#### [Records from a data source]
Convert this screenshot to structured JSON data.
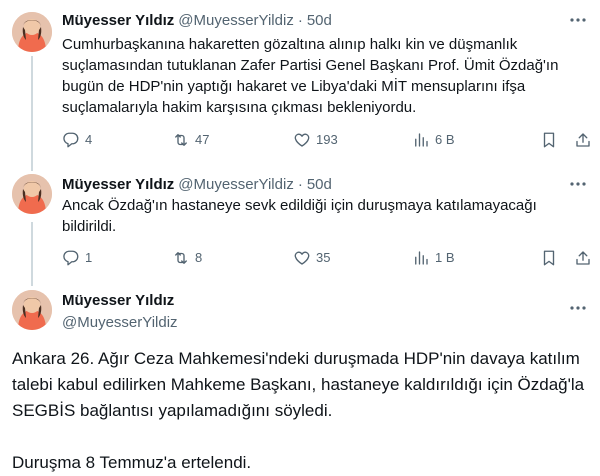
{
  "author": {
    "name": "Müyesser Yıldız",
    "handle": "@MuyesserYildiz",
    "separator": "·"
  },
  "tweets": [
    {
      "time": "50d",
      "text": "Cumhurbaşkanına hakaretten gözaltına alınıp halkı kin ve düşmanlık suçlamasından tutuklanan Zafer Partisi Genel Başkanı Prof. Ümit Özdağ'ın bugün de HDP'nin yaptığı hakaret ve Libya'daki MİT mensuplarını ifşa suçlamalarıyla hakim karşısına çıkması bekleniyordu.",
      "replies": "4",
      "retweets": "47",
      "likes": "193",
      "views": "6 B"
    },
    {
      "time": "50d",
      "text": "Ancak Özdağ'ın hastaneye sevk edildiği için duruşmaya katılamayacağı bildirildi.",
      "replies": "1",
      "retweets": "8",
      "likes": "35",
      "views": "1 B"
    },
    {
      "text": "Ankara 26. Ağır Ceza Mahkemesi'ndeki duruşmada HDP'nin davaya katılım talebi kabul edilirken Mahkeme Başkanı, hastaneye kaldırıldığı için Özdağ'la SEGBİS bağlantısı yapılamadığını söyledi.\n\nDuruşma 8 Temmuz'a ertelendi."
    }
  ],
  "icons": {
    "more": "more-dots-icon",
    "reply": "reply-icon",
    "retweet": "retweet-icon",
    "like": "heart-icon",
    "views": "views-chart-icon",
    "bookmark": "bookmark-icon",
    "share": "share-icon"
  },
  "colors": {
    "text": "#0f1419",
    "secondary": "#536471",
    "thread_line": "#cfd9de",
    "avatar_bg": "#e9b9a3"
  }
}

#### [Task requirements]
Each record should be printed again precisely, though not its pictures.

#### [Answer below]
Convert this screenshot to structured JSON data.
{
  "author": {
    "name": "Müyesser Yıldız",
    "handle": "@MuyesserYildiz",
    "separator": "·"
  },
  "tweets": [
    {
      "time": "50d",
      "text": "Cumhurbaşkanına hakaretten gözaltına alınıp halkı kin ve düşmanlık suçlamasından tutuklanan Zafer Partisi Genel Başkanı Prof. Ümit Özdağ'ın bugün de HDP'nin yaptığı hakaret ve Libya'daki MİT mensuplarını ifşa suçlamalarıyla hakim karşısına çıkması bekleniyordu.",
      "replies": "4",
      "retweets": "47",
      "likes": "193",
      "views": "6 B"
    },
    {
      "time": "50d",
      "text": "Ancak Özdağ'ın hastaneye sevk edildiği için duruşmaya katılamayacağı bildirildi.",
      "replies": "1",
      "retweets": "8",
      "likes": "35",
      "views": "1 B"
    },
    {
      "text": "Ankara 26. Ağır Ceza Mahkemesi'ndeki duruşmada HDP'nin davaya katılım talebi kabul edilirken Mahkeme Başkanı, hastaneye kaldırıldığı için Özdağ'la SEGBİS bağlantısı yapılamadığını söyledi.\n\nDuruşma 8 Temmuz'a ertelendi."
    }
  ],
  "icons": {
    "more": "more-dots-icon",
    "reply": "reply-icon",
    "retweet": "retweet-icon",
    "like": "heart-icon",
    "views": "views-chart-icon",
    "bookmark": "bookmark-icon",
    "share": "share-icon"
  },
  "colors": {
    "text": "#0f1419",
    "secondary": "#536471",
    "thread_line": "#cfd9de",
    "avatar_bg": "#e9b9a3"
  }
}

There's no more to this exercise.